Prompt = Restate the entire listing word for word.

Records for processing =
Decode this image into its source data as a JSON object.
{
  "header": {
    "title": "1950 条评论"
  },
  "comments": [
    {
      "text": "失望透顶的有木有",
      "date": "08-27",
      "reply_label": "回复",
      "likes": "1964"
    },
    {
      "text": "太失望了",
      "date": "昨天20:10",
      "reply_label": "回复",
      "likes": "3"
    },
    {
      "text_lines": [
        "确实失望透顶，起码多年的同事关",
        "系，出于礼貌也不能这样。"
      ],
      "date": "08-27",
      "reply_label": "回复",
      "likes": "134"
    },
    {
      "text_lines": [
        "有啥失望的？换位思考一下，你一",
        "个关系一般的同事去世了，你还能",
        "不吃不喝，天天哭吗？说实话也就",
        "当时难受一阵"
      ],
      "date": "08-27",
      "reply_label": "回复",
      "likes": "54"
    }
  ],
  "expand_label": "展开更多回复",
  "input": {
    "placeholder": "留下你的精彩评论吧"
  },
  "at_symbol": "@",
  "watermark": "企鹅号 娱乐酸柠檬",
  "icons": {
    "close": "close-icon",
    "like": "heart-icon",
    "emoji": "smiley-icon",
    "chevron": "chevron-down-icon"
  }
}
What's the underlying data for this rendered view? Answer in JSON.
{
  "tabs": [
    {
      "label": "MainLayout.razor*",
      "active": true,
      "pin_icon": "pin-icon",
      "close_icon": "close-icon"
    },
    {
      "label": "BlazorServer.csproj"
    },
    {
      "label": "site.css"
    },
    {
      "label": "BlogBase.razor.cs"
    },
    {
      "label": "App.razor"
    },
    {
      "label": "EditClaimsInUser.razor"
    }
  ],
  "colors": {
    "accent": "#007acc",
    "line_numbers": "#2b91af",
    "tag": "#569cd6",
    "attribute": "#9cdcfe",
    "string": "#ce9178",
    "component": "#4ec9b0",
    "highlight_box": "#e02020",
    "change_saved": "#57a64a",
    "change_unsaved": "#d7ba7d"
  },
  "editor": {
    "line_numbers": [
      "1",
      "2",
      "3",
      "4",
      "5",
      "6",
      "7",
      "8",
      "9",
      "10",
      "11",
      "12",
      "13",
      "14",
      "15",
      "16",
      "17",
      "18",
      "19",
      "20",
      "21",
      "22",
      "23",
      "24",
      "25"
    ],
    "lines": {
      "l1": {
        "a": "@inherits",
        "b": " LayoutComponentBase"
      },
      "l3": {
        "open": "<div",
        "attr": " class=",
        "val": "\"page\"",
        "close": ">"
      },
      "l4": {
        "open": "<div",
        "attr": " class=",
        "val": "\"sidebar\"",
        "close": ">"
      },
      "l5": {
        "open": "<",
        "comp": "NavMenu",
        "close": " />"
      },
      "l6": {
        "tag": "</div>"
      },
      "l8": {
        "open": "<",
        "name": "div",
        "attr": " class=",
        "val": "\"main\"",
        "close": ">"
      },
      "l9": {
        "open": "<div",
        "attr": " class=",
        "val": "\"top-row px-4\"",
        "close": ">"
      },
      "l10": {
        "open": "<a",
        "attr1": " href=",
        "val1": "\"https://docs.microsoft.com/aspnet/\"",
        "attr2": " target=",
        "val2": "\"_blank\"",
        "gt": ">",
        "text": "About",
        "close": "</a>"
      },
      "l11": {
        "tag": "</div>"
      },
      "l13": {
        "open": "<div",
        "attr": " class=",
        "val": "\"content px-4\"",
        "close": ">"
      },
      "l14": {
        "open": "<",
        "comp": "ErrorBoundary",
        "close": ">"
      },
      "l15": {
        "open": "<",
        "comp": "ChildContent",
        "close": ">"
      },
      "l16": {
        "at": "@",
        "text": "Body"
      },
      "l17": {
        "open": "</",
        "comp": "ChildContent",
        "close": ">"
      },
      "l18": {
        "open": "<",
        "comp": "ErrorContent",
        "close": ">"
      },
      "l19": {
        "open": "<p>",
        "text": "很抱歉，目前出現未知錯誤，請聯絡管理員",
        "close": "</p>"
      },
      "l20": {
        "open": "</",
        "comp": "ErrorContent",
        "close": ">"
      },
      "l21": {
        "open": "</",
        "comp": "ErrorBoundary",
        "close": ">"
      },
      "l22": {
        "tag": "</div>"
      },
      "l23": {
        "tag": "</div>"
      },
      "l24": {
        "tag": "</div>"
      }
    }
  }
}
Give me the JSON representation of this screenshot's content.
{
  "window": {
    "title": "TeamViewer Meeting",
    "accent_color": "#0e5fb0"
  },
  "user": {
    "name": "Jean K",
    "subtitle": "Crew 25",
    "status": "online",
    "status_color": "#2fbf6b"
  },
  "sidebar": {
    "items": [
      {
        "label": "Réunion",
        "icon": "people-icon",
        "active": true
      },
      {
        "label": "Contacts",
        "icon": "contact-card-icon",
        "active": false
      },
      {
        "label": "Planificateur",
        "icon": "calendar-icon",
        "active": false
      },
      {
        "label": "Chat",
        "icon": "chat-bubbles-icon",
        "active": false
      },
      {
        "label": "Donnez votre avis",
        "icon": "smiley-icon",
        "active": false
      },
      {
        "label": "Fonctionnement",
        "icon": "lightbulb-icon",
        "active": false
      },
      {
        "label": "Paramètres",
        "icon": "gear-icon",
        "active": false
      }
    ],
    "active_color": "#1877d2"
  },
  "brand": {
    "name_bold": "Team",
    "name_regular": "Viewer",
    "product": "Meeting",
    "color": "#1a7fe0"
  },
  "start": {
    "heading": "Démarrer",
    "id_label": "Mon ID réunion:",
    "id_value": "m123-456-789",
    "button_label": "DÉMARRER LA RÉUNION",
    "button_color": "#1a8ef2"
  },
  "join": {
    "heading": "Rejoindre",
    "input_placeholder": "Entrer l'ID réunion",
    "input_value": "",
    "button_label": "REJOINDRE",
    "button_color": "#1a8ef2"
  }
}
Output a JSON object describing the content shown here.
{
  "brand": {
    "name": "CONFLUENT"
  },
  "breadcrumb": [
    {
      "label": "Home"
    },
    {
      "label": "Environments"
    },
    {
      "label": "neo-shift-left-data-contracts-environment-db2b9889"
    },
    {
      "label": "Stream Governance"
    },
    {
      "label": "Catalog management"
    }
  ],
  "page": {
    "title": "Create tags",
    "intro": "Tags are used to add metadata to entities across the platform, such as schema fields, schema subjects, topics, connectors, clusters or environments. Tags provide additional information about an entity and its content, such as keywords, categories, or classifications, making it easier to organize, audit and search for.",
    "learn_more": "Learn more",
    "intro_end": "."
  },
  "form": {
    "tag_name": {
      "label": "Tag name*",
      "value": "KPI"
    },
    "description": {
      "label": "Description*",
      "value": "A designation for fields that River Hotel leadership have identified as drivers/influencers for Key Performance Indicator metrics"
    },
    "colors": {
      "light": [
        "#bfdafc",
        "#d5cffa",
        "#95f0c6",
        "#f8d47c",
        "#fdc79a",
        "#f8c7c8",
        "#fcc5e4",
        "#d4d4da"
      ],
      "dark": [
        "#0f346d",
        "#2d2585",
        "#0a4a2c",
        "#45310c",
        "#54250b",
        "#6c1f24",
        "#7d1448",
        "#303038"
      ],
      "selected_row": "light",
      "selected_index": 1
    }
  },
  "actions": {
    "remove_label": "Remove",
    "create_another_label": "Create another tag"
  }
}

Written solution =
Decode this image into its source data as a JSON object.
{
  "header": {
    "title": "1950 条评论"
  },
  "comments": [
    {
      "text": "失望透顶的有木有",
      "date": "08-27",
      "reply_label": "回复",
      "likes": "1964"
    },
    {
      "text": "太失望了",
      "date": "昨天20:10",
      "reply_label": "回复",
      "likes": "3"
    },
    {
      "text_lines": [
        "确实失望透顶，起码多年的同事关",
        "系，出于礼貌也不能这样。"
      ],
      "date": "08-27",
      "reply_label": "回复",
      "likes": "134"
    },
    {
      "text_lines": [
        "有啥失望的？换位思考一下，你一",
        "个关系一般的同事去世了，你还能",
        "不吃不喝，天天哭吗？说实话也就",
        "当时难受一阵"
      ],
      "date": "08-27",
      "reply_label": "回复",
      "likes": "54"
    }
  ],
  "expand_label": "展开更多回复",
  "input": {
    "placeholder": "留下你的精彩评论吧"
  },
  "at_symbol": "@",
  "watermark": "企鹅号 娱乐酸柠檬",
  "icons": {
    "close": "close-icon",
    "like": "heart-icon",
    "emoji": "smiley-icon",
    "chevron": "chevron-down-icon"
  }
}
What's the underlying data for this rendered view? Answer in JSON.
{
  "tabs": [
    {
      "label": "MainLayout.razor*",
      "active": true,
      "pin_icon": "pin-icon",
      "close_icon": "close-icon"
    },
    {
      "label": "BlazorServer.csproj"
    },
    {
      "label": "site.css"
    },
    {
      "label": "BlogBase.razor.cs"
    },
    {
      "label": "App.razor"
    },
    {
      "label": "EditClaimsInUser.razor"
    }
  ],
  "colors": {
    "accent": "#007acc",
    "line_numbers": "#2b91af",
    "tag": "#569cd6",
    "attribute": "#9cdcfe",
    "string": "#ce9178",
    "component": "#4ec9b0",
    "highlight_box": "#e02020",
    "change_saved": "#57a64a",
    "change_unsaved": "#d7ba7d"
  },
  "editor": {
    "line_numbers": [
      "1",
      "2",
      "3",
      "4",
      "5",
      "6",
      "7",
      "8",
      "9",
      "10",
      "11",
      "12",
      "13",
      "14",
      "15",
      "16",
      "17",
      "18",
      "19",
      "20",
      "21",
      "22",
      "23",
      "24",
      "25"
    ],
    "lines": {
      "l1": {
        "a": "@inherits",
        "b": " LayoutComponentBase"
      },
      "l3": {
        "open": "<div",
        "attr": " class=",
        "val": "\"page\"",
        "close": ">"
      },
      "l4": {
        "open": "<div",
        "attr": " class=",
        "val": "\"sidebar\"",
        "close": ">"
      },
      "l5": {
        "open": "<",
        "comp": "NavMenu",
        "close": " />"
      },
      "l6": {
        "tag": "</div>"
      },
      "l8": {
        "open": "<",
        "name": "div",
        "attr": " class=",
        "val": "\"main\"",
        "close": ">"
      },
      "l9": {
        "open": "<div",
        "attr": " class=",
        "val": "\"top-row px-4\"",
        "close": ">"
      },
      "l10": {
        "open": "<a",
        "attr1": " href=",
        "val1": "\"https://docs.microsoft.com/aspnet/\"",
        "attr2": " target=",
        "val2": "\"_blank\"",
        "gt": ">",
        "text": "About",
        "close": "</a>"
      },
      "l11": {
        "tag": "</div>"
      },
      "l13": {
        "open": "<div",
        "attr": " class=",
        "val": "\"content px-4\"",
        "close": ">"
      },
      "l14": {
        "open": "<",
        "comp": "ErrorBoundary",
        "close": ">"
      },
      "l15": {
        "open": "<",
        "comp": "ChildContent",
        "close": ">"
      },
      "l16": {
        "at": "@",
        "text": "Body"
      },
      "l17": {
        "open": "</",
        "comp": "ChildContent",
        "close": ">"
      },
      "l18": {
        "open": "<",
        "comp": "ErrorContent",
        "close": ">"
      },
      "l19": {
        "open": "<p>",
        "text": "很抱歉，目前出現未知錯誤，請聯絡管理員",
        "close": "</p>"
      },
      "l20": {
        "open": "</",
        "comp": "ErrorContent",
        "close": ">"
      },
      "l21": {
        "open": "</",
        "comp": "ErrorBoundary",
        "close": ">"
      },
      "l22": {
        "tag": "</div>"
      },
      "l23": {
        "tag": "</div>"
      },
      "l24": {
        "tag": "</div>"
      }
    }
  }
}
Give me the JSON representation of this screenshot's content.
{
  "window": {
    "title": "TeamViewer Meeting",
    "accent_color": "#0e5fb0"
  },
  "user": {
    "name": "Jean K",
    "subtitle": "Crew 25",
    "status": "online",
    "status_color": "#2fbf6b"
  },
  "sidebar": {
    "items": [
      {
        "label": "Réunion",
        "icon": "people-icon",
        "active": true
      },
      {
        "label": "Contacts",
        "icon": "contact-card-icon",
        "active": false
      },
      {
        "label": "Planificateur",
        "icon": "calendar-icon",
        "active": false
      },
      {
        "label": "Chat",
        "icon": "chat-bubbles-icon",
        "active": false
      },
      {
        "label": "Donnez votre avis",
        "icon": "smiley-icon",
        "active": false
      },
      {
        "label": "Fonctionnement",
        "icon": "lightbulb-icon",
        "active": false
      },
      {
        "label": "Paramètres",
        "icon": "gear-icon",
        "active": false
      }
    ],
    "active_color": "#1877d2"
  },
  "brand": {
    "name_bold": "Team",
    "name_regular": "Viewer",
    "product": "Meeting",
    "color": "#1a7fe0"
  },
  "start": {
    "heading": "Démarrer",
    "id_label": "Mon ID réunion:",
    "id_value": "m123-456-789",
    "button_label": "DÉMARRER LA RÉUNION",
    "button_color": "#1a8ef2"
  },
  "join": {
    "heading": "Rejoindre",
    "input_placeholder": "Entrer l'ID réunion",
    "input_value": "",
    "button_label": "REJOINDRE",
    "button_color": "#1a8ef2"
  }
}
Output a JSON object describing the content shown here.
{
  "brand": {
    "name": "CONFLUENT"
  },
  "breadcrumb": [
    {
      "label": "Home"
    },
    {
      "label": "Environments"
    },
    {
      "label": "neo-shift-left-data-contracts-environment-db2b9889"
    },
    {
      "label": "Stream Governance"
    },
    {
      "label": "Catalog management"
    }
  ],
  "page": {
    "title": "Create tags",
    "intro": "Tags are used to add metadata to entities across the platform, such as schema fields, schema subjects, topics, connectors, clusters or environments. Tags provide additional information about an entity and its content, such as keywords, categories, or classifications, making it easier to organize, audit and search for.",
    "learn_more": "Learn more",
    "intro_end": "."
  },
  "form": {
    "tag_name": {
      "label": "Tag name*",
      "value": "KPI"
    },
    "description": {
      "label": "Description*",
      "value": "A designation for fields that River Hotel leadership have identified as drivers/influencers for Key Performance Indicator metrics"
    },
    "colors": {
      "light": [
        "#bfdafc",
        "#d5cffa",
        "#95f0c6",
        "#f8d47c",
        "#fdc79a",
        "#f8c7c8",
        "#fcc5e4",
        "#d4d4da"
      ],
      "dark": [
        "#0f346d",
        "#2d2585",
        "#0a4a2c",
        "#45310c",
        "#54250b",
        "#6c1f24",
        "#7d1448",
        "#303038"
      ],
      "selected_row": "light",
      "selected_index": 1
    }
  },
  "actions": {
    "remove_label": "Remove",
    "create_another_label": "Create another tag"
  }
}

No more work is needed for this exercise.